Small and careful steps are characteristics of using a critical approach to thinking. Critical thinking is despite the word not a critical or negative type of explanation to the thinking. It is easy to be lured into thinking that goal is to criticise and idea or suggestion. Critical approach to thinking does not mean questioning things randomly or “nit picking”.
The aim is to get as near as possible to the truth by answering questions systematically and explaining the thinking in steps, where each step makes sense.
A critical explanation to the thinking means to walk down the stairs in a careful way without making any mistakes on the way. A child has to judge each crittery step to see and test if it makes sense. Talking aloud while exploring the different options is a great way to become aware of ideas.

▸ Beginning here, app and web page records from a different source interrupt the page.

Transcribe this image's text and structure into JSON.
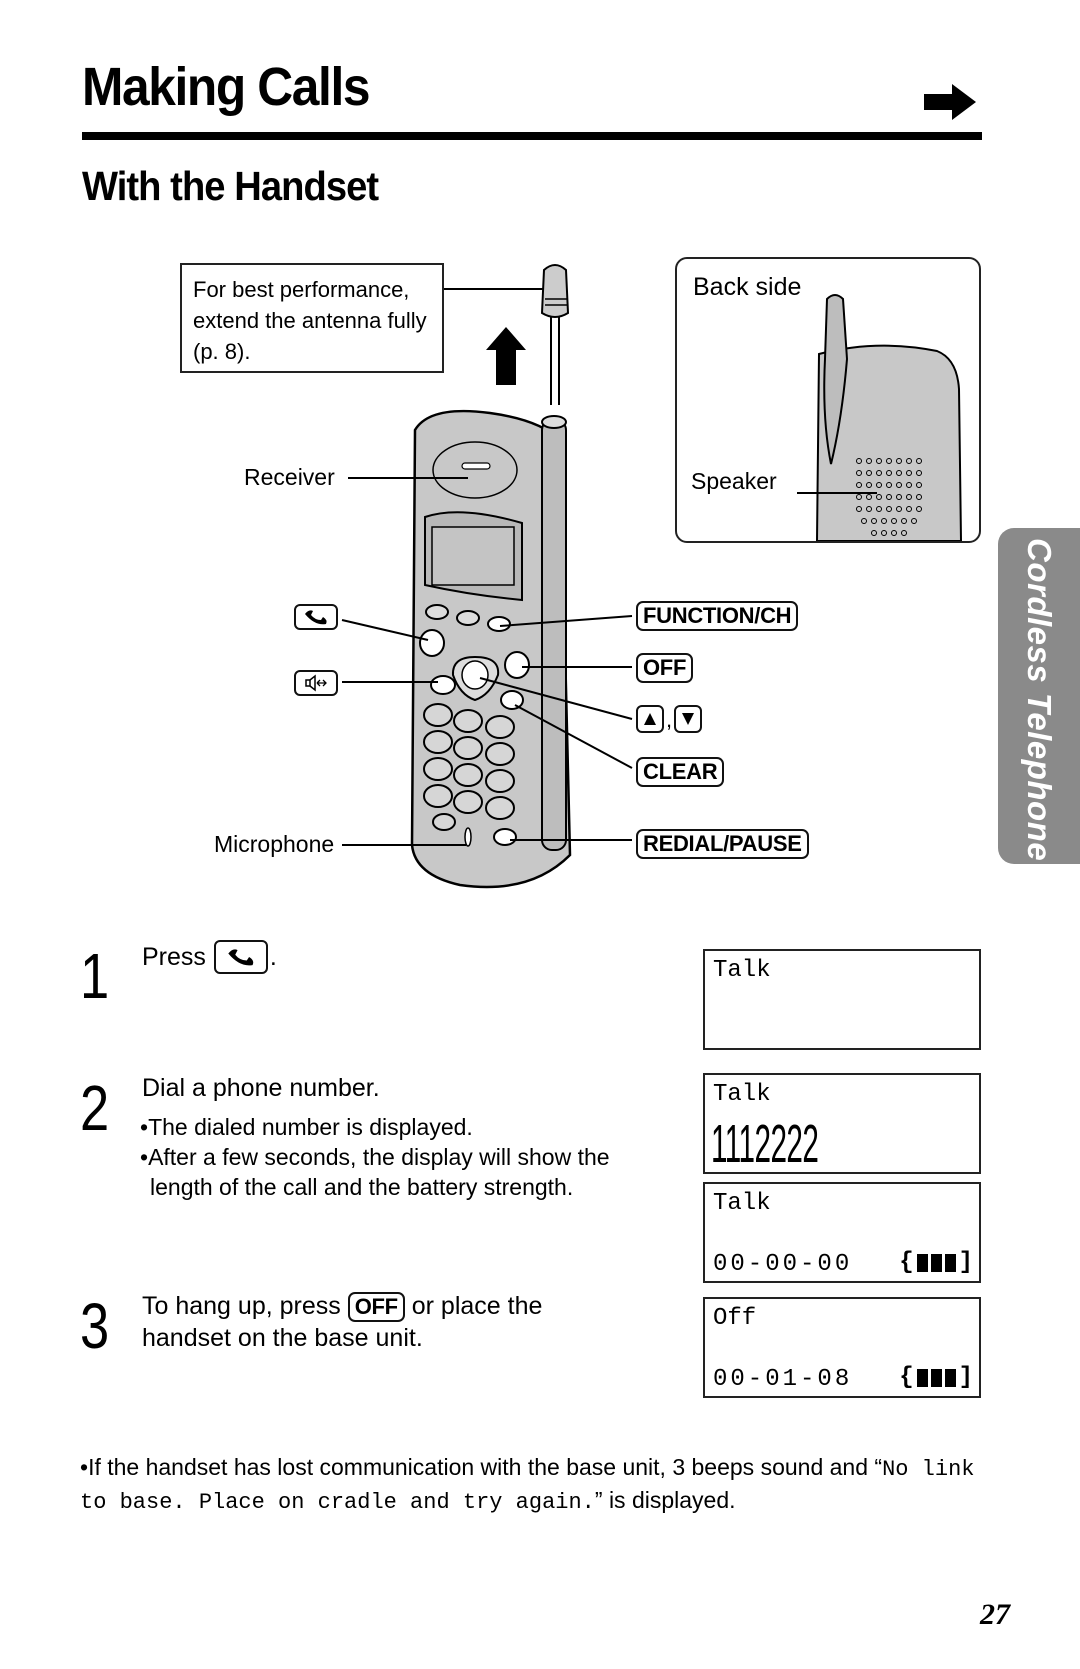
{
  "header": {
    "title": "Making Calls",
    "continue_icon": "right-arrow-icon",
    "subtitle": "With the Handset"
  },
  "side_tab": {
    "label": "Cordless Telephone",
    "color": "#8a8a8a"
  },
  "diagram": {
    "callout": "For best performance, extend the antenna fully (p. 8).",
    "back_side": {
      "title": "Back side",
      "speaker_label": "Speaker"
    },
    "left_labels": {
      "receiver": "Receiver",
      "microphone": "Microphone",
      "talk_key_icon": "phone-handset-icon",
      "speaker_key_icon": "speakerphone-icon"
    },
    "right_labels": {
      "function_ch": "FUNCTION/CH",
      "off": "OFF",
      "up_key_icon": "up-triangle-icon",
      "down_key_icon": "down-triangle-icon",
      "separator": ",",
      "clear": "CLEAR",
      "redial_pause": "REDIAL/PAUSE"
    }
  },
  "steps": [
    {
      "number": "1",
      "text_before": "Press",
      "key_icon": "phone-handset-icon",
      "text_after": "."
    },
    {
      "number": "2",
      "text": "Dial a phone number.",
      "bullets": [
        "The dialed number is displayed.",
        "After a few seconds, the display will show the length of the call and the battery strength."
      ]
    },
    {
      "number": "3",
      "text_before": "To hang up, press",
      "key": "OFF",
      "text_after": "or place the handset on the base unit."
    }
  ],
  "displays": [
    {
      "line1": "Talk",
      "line2": "",
      "battery": null
    },
    {
      "line1": "Talk",
      "number": "1112222",
      "battery": null
    },
    {
      "line1": "Talk",
      "line2": "00-00-00",
      "battery_bars": 3
    },
    {
      "line1": "Off",
      "line2": "00-01-08",
      "battery_bars": 3
    }
  ],
  "note": {
    "bullet_text": "If the handset has lost communication with the base unit, 3 beeps sound and “",
    "display_message": "No link to base. Place on cradle and try again.",
    "after": "” is displayed."
  },
  "page_number": "27"
}
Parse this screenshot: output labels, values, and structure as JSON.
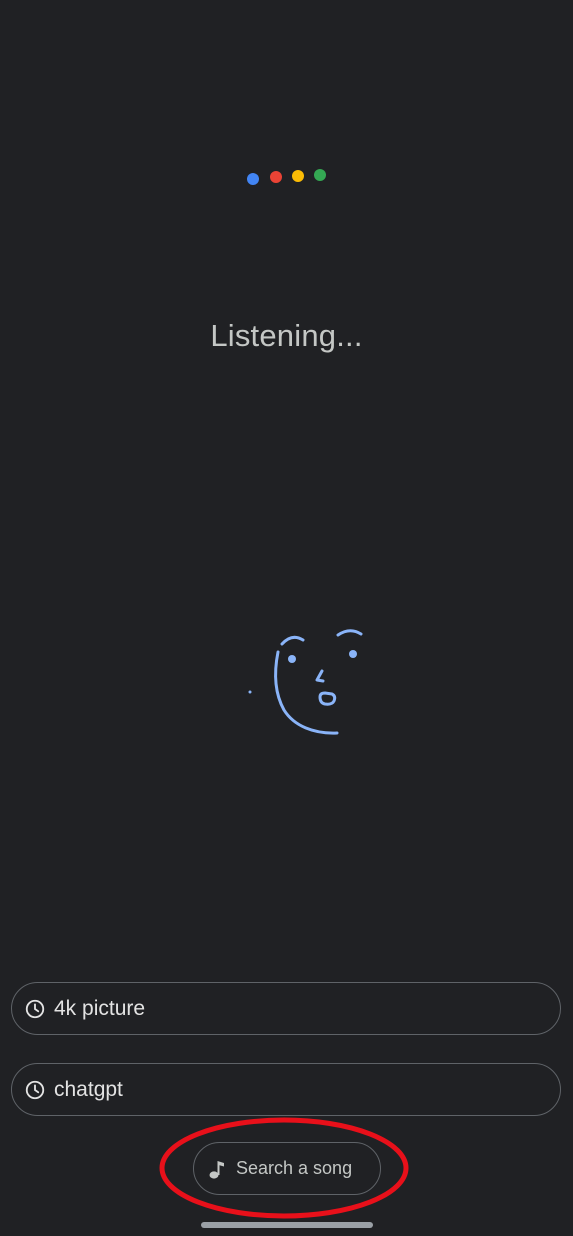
{
  "assistant": {
    "status_text": "Listening...",
    "dots": [
      {
        "name": "blue",
        "color": "#4285f4"
      },
      {
        "name": "red",
        "color": "#ea4335"
      },
      {
        "name": "yellow",
        "color": "#fbbc05"
      },
      {
        "name": "green",
        "color": "#34a853"
      }
    ],
    "animation_icon": "face-doodle-icon",
    "animation_color": "#8ab4f8"
  },
  "suggestions": [
    {
      "icon": "history-clock-icon",
      "label": "4k picture"
    },
    {
      "icon": "history-clock-icon",
      "label": "chatgpt"
    }
  ],
  "song_search": {
    "icon": "music-note-icon",
    "label": "Search a song",
    "annotation_color": "#e8101a"
  },
  "colors": {
    "background": "#202124",
    "accent": "#8ab4f8",
    "chip_border": "#5f6368"
  }
}
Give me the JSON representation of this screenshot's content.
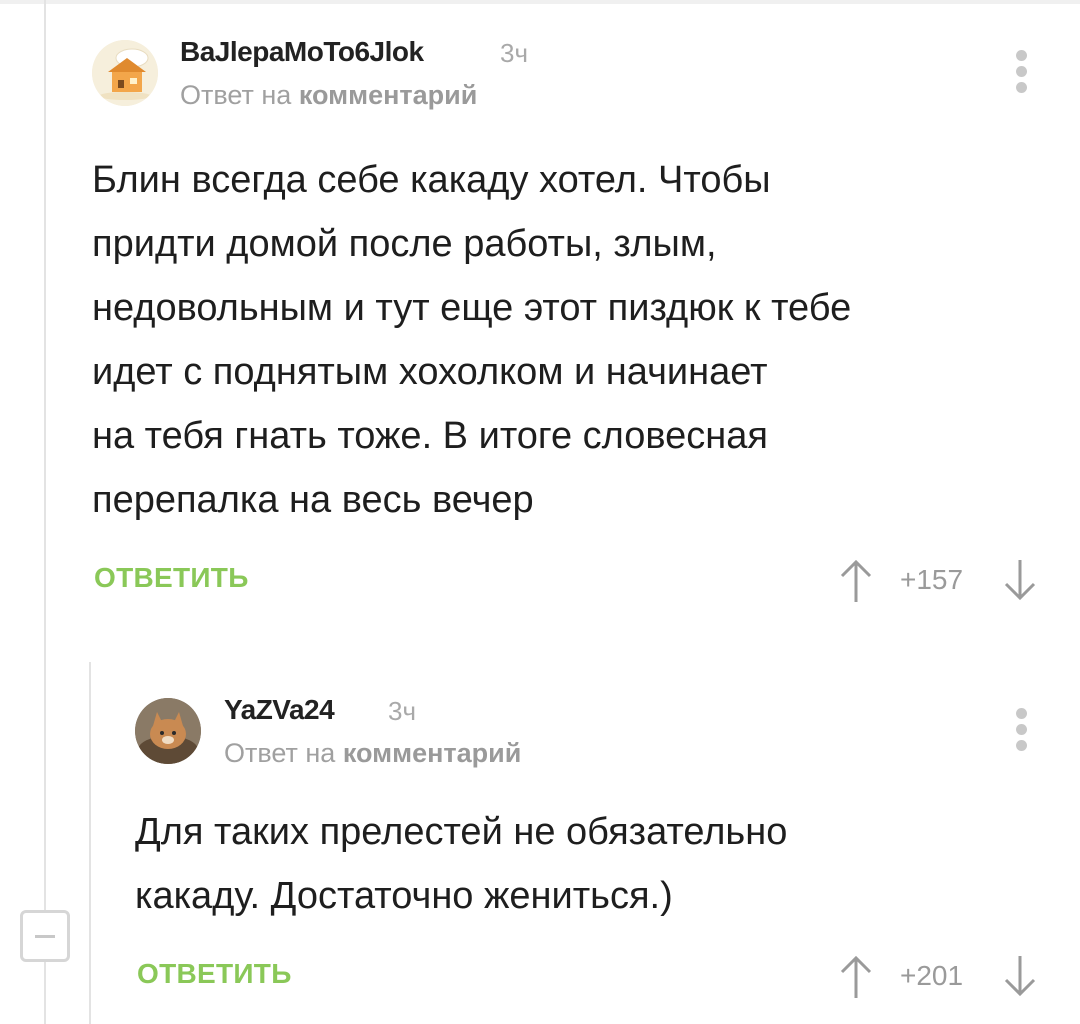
{
  "comments": [
    {
      "username": "BaJlepaMoTo6Jlok",
      "time": "3ч",
      "reply_prefix": "Ответ на",
      "reply_target": "комментарий",
      "lines": [
        "Блин всегда себе какаду хотел. Чтобы",
        "придти домой после работы, злым,",
        "недовольным и тут еще этот пиздюк к тебе",
        "идет с поднятым хохолком и начинает",
        "на тебя гнать тоже. В итоге словесная",
        "перепалка на весь вечер"
      ],
      "reply_label": "ОТВЕТИТЬ",
      "score": "+157"
    },
    {
      "username": "YaZVa24",
      "time": "3ч",
      "reply_prefix": "Ответ на",
      "reply_target": "комментарий",
      "lines": [
        "Для таких прелестей не обязательно",
        "какаду. Достаточно жениться.)"
      ],
      "reply_label": "ОТВЕТИТЬ",
      "score": "+201"
    }
  ],
  "icons": {
    "upvote": "arrow-up-icon",
    "downvote": "arrow-down-icon",
    "more": "more-vertical-icon",
    "collapse": "minus-icon"
  },
  "colors": {
    "accent_green": "#8ac858",
    "muted_text": "#a0a0a0"
  }
}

Several skills are involved in critical thinking, which in many ways is the opposite to the long jumps that are a characteristic of lateral thinking. Children’s thinking may naturally jump, that is a child may jump in the way she explains ideas and the way she regards things as making sense and being true.
Critical explanation to the thinking involves:
- Take the information into account.
- Understand the key points and evidence presented.
- Analyse and compare the key components.
- Draw conclusions.
A problem with the traditional approach to critical thinking has been that the thinking stops when you have find something that is the problem with the information. Children have been thought to list problems with certain ideas and been marked for the number of faults and weak points they can find. They are often asked to defend their point.
A more fruitful approach is to Think Dive again and to search for ways to improve the solution. Edward de Bono has stressed the importance of letting go of an approach that is characterised by using an argumentative approach to a discussion. For example, politicians argue for or against different proposals and ideas. But it is more fruitful to explore different options and ideas.
Today, our views upon knowledge and information have changed, and the character of critical thinking is changing. A more open approach is often regarded as preparing children in a better way for the challenges involved in living a world where there is an abundance of information. Now very few things are regarded as the truth instead new ideas and information is constantly added. In a way, we live in very uncertain times where truth is often obscured and controversy rages. Our world is changing faster than it ever has before. New information is constantly added and the problem might be information overload and not lack of information.
The only one thing we can have certainty of in our world it is that there will be changes and new information will be added. This means that an open approach to information and ideas is necessary. It is also vital to teach children to explore and build upon ideas and not simply criticising an idea. The Think Dive should not stop with the questioning of the information rather the thinking should explore subjects and open up the thinking.
Socrates taught critical thinking through questioning and a way to teach a child is to ask her to defend her opinions on a topic. A more fruitful approach may be to ask her to provide alternatives and to explore different options.
Think Dive to explore the following common ways of examining a problem or idea.
- Think Dive and explore what happened – Knowledge
- Think Dive and Tumble around and look for a reason for why it happened – Comprehension
- Think Dive with your head first and use Thinkibility Goggles. See what you would have done – Application
- Put on your Flippers and swim back and forth to find the parts you like best – Analysis
- Bomb Dive with your eyes closed. Open them and look for a different ending – Synthesis